→ **About this task**: Using the data below, find how many lines include the word "value" and report that figure alone.

[Dataset rows for apps and sites]
★ ★ ★

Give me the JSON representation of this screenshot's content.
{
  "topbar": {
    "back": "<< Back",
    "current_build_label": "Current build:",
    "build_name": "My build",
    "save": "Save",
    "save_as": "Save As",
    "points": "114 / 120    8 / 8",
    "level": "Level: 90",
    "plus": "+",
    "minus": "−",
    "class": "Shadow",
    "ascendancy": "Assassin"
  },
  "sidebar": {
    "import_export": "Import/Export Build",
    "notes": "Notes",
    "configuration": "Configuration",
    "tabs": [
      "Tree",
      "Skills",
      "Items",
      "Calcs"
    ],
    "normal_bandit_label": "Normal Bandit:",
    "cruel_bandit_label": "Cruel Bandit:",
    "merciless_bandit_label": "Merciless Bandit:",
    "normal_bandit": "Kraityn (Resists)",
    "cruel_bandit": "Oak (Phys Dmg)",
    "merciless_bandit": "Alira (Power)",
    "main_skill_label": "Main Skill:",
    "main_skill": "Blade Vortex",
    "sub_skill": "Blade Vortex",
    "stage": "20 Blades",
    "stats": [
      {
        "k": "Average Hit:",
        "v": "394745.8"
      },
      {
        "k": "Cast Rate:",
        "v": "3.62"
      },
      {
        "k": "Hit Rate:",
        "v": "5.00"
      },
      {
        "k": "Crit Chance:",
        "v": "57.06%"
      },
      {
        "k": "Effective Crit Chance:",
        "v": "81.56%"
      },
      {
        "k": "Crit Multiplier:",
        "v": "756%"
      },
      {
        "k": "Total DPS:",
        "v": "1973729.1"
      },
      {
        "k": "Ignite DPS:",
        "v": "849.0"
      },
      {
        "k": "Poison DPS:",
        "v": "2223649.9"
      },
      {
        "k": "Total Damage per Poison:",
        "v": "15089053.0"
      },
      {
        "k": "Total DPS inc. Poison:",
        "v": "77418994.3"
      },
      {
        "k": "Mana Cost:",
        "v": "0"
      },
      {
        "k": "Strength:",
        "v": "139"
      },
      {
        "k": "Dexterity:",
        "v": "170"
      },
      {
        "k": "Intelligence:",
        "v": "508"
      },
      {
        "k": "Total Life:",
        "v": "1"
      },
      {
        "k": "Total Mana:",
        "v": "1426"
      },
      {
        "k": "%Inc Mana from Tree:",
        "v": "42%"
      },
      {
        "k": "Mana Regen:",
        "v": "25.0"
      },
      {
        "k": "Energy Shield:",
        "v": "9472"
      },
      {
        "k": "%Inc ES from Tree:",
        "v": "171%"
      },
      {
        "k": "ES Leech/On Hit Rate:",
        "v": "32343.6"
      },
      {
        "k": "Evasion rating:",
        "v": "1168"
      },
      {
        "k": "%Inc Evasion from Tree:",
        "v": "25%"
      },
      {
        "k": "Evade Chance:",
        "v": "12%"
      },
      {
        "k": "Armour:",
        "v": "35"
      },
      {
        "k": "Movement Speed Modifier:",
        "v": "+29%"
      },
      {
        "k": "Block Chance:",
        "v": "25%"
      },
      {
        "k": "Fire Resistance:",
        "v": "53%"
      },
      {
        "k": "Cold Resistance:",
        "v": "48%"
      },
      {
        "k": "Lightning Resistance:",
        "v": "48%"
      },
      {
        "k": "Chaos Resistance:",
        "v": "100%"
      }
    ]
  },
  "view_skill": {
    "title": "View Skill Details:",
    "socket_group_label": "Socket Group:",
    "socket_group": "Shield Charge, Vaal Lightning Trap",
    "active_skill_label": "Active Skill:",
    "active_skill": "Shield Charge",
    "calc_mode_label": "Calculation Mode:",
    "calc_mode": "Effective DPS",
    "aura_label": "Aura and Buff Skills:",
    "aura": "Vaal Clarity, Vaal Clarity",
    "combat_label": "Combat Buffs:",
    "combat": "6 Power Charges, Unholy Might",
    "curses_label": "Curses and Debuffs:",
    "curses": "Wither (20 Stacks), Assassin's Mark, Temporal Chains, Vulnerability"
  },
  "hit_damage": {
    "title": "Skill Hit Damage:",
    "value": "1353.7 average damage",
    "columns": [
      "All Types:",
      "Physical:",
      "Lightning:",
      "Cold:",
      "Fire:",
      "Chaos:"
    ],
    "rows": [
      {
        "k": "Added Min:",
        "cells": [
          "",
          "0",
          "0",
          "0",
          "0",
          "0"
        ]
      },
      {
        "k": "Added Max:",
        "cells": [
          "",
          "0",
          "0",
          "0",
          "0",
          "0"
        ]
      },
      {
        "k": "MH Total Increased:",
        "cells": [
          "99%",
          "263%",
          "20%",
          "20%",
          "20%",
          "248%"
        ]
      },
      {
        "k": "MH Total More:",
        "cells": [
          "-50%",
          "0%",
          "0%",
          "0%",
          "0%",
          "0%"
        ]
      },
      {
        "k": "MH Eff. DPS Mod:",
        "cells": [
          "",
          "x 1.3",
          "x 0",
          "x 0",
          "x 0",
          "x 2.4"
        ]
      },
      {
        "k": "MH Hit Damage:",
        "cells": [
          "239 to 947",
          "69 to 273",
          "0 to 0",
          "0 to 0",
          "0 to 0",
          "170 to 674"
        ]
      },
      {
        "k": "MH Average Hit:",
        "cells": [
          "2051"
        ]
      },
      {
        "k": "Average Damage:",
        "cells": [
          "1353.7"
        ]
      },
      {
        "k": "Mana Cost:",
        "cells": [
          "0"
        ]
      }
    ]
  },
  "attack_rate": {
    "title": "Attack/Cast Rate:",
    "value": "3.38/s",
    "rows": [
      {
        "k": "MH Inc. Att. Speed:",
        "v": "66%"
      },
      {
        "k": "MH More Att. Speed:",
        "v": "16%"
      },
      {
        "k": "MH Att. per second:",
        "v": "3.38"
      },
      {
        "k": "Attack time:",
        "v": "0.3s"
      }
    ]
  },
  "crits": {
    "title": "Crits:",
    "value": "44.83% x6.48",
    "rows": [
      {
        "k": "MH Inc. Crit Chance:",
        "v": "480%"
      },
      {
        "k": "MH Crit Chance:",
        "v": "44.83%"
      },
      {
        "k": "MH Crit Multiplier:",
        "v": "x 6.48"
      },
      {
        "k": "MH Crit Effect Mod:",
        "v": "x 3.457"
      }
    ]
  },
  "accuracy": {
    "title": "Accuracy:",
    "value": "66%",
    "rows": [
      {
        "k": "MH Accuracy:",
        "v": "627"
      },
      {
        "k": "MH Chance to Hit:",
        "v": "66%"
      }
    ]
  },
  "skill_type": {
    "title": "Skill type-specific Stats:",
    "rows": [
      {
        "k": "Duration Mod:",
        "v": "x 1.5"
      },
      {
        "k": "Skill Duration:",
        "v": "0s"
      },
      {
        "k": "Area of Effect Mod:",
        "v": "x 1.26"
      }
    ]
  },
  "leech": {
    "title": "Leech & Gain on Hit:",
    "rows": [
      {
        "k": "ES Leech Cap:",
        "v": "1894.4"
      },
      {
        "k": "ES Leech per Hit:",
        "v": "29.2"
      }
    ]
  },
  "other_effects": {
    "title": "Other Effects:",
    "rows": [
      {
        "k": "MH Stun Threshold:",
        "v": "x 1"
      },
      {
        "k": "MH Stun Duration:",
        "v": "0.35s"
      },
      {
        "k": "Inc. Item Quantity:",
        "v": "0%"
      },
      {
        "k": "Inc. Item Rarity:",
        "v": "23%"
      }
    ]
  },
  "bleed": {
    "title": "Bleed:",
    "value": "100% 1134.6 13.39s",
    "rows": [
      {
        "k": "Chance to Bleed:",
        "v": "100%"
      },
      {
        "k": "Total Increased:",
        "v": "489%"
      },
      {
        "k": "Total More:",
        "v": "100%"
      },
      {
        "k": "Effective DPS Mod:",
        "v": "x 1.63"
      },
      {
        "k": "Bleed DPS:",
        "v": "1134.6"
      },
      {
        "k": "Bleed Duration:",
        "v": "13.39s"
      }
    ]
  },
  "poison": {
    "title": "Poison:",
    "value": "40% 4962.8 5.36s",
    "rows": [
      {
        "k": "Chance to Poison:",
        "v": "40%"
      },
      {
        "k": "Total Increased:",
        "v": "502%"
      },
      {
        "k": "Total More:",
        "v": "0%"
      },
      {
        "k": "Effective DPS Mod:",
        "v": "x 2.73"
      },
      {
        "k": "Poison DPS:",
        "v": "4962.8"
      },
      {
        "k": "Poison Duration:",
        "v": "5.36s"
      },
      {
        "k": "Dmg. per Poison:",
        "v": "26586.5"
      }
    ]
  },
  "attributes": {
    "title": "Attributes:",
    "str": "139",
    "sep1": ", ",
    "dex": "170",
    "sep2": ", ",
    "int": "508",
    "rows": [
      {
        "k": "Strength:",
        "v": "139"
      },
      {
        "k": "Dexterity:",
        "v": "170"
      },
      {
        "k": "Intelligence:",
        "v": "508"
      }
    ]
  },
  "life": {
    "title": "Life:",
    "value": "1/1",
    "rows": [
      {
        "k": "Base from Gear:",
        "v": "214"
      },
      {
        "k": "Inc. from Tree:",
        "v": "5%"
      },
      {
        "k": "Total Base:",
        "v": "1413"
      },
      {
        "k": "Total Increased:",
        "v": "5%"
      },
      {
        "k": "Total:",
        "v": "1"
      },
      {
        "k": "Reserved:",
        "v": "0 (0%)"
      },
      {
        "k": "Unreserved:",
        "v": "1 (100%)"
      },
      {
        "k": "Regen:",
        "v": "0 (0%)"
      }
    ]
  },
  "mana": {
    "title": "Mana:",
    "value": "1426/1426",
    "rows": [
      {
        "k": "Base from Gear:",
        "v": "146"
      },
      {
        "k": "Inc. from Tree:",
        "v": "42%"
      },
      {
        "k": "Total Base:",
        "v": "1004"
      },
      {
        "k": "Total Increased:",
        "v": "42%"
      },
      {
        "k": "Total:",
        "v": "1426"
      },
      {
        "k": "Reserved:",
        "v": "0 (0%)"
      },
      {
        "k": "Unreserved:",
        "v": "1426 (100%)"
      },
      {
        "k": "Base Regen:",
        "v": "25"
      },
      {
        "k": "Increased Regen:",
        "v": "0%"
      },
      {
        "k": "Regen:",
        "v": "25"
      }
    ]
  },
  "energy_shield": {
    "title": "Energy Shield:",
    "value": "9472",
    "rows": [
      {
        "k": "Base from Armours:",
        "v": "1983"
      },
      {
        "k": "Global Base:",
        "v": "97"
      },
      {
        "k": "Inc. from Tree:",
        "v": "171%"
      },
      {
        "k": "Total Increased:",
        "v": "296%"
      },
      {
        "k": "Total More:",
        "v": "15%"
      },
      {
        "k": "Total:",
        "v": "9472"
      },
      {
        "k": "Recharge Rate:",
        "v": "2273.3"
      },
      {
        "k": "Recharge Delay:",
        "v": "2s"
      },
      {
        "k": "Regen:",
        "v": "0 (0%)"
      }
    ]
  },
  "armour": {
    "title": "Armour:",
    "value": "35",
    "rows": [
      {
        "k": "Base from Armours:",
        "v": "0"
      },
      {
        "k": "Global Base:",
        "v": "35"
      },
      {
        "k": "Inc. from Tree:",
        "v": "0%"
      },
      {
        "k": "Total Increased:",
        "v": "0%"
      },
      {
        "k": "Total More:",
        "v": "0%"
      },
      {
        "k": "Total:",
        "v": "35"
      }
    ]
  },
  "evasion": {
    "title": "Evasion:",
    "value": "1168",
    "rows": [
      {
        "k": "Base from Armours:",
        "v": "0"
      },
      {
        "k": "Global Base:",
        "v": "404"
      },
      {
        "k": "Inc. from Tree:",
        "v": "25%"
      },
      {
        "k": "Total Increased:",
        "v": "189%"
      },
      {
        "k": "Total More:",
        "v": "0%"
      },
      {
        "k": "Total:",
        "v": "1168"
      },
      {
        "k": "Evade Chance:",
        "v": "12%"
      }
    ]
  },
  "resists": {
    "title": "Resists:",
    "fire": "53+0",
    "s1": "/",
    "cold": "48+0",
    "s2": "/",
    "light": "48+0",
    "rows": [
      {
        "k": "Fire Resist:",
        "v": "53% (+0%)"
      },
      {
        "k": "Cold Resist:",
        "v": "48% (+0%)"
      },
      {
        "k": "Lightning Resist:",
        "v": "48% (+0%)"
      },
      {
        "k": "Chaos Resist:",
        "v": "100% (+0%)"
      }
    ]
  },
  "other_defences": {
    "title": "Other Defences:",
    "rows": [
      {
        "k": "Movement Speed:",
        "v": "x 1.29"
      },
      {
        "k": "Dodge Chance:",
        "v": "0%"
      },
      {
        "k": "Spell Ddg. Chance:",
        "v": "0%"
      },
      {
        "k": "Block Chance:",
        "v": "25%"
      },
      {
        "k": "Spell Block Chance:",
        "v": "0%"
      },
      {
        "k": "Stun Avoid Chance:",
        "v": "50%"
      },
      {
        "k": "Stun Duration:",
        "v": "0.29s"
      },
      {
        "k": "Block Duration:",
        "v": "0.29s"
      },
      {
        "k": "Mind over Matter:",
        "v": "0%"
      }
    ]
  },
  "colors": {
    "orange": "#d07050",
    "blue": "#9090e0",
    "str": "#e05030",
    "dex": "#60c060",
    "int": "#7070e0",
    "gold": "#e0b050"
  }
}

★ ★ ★

→ **Response to the task**: 11